[Provided data]:
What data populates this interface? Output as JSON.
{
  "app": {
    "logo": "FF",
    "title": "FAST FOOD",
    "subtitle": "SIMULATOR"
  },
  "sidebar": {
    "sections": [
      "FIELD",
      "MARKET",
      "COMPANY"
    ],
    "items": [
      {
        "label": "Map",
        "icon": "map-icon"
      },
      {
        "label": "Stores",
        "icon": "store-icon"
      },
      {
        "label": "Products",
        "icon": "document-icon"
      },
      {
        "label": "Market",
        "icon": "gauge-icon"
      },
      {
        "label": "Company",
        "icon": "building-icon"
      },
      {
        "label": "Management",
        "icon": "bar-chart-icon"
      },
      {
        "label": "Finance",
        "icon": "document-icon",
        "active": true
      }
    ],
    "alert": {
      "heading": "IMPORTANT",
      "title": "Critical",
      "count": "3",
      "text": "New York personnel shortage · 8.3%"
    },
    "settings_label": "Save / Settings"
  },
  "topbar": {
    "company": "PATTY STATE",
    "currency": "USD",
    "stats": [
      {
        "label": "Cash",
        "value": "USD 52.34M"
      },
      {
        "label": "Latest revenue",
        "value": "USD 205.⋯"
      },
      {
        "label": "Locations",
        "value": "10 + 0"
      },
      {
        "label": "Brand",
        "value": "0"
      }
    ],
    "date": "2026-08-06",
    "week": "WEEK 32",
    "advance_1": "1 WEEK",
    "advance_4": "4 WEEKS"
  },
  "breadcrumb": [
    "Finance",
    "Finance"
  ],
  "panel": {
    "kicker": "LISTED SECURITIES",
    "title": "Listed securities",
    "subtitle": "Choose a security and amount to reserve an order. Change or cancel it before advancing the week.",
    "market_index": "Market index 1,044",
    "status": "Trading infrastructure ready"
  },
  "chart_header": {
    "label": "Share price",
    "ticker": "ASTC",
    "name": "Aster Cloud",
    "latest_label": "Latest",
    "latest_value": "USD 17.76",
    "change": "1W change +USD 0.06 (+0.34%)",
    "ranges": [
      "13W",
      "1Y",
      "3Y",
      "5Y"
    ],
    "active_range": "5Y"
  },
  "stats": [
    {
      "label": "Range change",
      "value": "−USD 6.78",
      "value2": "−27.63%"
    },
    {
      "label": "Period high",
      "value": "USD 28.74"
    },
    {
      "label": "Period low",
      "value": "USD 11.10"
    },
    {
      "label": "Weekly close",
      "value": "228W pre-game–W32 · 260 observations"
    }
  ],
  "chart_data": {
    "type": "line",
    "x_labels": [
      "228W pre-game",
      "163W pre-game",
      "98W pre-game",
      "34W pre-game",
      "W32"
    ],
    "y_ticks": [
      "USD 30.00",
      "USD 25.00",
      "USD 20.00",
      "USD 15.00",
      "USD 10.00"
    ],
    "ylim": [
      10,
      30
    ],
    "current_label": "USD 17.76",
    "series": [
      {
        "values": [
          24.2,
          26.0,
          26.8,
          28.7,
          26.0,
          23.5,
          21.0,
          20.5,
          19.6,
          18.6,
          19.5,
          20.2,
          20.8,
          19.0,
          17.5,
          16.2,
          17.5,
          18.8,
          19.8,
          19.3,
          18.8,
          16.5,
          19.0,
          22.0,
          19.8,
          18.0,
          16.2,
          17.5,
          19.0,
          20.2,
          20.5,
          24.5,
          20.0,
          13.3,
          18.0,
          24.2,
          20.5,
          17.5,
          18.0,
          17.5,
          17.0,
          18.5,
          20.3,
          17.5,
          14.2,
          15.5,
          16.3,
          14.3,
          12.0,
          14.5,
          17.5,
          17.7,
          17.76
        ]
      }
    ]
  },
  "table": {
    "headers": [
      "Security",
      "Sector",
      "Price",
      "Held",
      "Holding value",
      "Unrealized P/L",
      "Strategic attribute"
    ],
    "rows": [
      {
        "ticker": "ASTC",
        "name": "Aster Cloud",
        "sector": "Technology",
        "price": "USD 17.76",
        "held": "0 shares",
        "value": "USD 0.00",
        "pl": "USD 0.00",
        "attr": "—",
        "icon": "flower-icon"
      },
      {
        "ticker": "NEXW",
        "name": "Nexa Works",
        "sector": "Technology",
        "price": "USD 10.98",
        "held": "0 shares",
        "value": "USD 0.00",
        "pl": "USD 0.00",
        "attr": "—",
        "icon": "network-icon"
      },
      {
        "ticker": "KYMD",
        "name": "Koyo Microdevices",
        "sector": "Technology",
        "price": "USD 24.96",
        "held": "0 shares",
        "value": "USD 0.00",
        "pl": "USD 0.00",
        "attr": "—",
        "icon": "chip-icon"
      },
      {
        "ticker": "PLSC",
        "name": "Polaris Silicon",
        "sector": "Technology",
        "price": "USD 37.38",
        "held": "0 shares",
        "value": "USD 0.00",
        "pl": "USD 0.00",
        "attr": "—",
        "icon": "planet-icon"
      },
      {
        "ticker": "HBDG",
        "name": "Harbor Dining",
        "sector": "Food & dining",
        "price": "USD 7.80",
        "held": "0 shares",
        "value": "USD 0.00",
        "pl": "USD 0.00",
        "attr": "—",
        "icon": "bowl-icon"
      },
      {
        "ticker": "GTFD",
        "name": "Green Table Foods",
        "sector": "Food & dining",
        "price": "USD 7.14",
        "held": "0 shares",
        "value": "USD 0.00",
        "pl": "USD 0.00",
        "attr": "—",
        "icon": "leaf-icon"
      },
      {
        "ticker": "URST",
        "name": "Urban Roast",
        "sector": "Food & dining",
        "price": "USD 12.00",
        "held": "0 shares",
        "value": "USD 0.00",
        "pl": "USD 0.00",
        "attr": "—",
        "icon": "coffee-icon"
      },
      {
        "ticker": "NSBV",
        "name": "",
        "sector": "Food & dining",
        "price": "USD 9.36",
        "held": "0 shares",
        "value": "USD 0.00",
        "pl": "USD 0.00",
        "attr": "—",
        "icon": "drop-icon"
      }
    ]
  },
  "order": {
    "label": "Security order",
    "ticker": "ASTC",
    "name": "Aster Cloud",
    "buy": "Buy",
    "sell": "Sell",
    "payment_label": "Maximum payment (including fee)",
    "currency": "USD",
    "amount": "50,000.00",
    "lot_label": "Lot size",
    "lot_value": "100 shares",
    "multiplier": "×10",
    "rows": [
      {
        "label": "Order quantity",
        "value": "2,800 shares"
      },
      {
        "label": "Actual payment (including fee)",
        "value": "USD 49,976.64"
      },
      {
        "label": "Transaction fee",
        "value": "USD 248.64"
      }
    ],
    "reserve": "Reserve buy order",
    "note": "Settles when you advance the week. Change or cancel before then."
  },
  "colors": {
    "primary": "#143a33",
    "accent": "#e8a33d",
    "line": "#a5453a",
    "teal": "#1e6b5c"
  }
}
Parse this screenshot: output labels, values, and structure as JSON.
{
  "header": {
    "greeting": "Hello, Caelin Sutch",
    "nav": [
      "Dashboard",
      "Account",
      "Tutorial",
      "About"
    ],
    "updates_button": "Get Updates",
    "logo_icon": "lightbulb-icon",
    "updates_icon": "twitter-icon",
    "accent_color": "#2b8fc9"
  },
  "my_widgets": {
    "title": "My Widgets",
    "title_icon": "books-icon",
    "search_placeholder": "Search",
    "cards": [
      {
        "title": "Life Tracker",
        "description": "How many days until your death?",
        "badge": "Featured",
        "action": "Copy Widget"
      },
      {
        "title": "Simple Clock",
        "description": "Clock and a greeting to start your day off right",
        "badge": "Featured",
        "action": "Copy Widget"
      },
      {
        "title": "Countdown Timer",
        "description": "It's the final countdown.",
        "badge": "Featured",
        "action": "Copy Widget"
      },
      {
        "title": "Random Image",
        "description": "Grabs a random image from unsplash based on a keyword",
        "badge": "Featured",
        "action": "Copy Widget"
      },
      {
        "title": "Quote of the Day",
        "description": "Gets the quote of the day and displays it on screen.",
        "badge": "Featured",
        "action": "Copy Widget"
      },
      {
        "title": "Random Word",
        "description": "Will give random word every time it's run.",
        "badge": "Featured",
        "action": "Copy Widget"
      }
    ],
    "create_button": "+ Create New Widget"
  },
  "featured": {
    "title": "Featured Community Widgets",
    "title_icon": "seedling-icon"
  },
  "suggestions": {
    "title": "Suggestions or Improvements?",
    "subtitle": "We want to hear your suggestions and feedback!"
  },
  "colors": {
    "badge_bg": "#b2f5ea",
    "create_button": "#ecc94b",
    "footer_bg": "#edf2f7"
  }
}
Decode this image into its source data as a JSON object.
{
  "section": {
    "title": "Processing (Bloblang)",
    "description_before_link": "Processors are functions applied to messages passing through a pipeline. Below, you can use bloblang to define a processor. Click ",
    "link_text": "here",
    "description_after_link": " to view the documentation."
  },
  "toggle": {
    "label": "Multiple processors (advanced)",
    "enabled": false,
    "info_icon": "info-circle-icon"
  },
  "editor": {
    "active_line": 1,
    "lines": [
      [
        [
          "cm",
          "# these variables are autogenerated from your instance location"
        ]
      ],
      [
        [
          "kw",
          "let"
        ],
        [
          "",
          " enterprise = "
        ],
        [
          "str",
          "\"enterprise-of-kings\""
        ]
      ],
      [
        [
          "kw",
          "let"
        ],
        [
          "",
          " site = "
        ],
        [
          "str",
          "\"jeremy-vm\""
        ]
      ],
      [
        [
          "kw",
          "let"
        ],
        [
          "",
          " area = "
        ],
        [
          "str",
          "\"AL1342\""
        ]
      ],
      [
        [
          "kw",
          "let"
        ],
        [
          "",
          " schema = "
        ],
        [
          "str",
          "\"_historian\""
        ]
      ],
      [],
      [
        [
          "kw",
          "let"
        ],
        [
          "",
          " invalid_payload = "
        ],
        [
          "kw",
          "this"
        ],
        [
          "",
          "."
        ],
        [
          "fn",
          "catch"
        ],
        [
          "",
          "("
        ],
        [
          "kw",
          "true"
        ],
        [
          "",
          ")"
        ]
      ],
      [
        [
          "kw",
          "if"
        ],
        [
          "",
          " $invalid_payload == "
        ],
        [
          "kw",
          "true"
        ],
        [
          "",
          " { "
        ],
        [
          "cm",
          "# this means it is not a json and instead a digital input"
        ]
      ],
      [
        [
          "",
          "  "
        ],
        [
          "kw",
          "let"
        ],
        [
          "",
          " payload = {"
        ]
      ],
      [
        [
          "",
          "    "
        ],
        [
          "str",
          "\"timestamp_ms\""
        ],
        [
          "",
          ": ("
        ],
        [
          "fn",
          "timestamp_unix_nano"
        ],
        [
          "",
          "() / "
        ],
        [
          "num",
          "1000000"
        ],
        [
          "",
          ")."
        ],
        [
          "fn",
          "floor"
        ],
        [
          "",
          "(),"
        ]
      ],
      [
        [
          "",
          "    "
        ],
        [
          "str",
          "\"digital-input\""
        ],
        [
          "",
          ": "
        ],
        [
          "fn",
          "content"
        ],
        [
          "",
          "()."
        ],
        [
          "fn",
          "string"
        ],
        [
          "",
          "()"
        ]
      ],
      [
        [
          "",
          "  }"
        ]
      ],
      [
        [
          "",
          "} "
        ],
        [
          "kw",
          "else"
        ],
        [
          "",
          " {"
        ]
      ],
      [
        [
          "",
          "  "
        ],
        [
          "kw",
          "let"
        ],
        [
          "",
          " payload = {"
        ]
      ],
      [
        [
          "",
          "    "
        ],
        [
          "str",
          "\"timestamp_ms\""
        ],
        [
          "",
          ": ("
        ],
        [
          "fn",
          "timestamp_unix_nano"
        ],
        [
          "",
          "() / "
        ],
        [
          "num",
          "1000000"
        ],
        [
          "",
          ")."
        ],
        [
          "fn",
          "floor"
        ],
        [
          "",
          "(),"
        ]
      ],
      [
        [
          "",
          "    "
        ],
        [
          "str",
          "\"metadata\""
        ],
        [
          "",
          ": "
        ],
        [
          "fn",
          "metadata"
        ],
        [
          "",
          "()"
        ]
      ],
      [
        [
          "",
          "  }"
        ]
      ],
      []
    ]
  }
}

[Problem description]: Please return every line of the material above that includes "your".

[Response to the exercise]:
        "description": "How many days until your death?",
        "description": "Clock and a greeting to start your day off right",
    "subtitle": "We want to hear your suggestions and feedback!"
          "# these variables are autogenerated from your instance location"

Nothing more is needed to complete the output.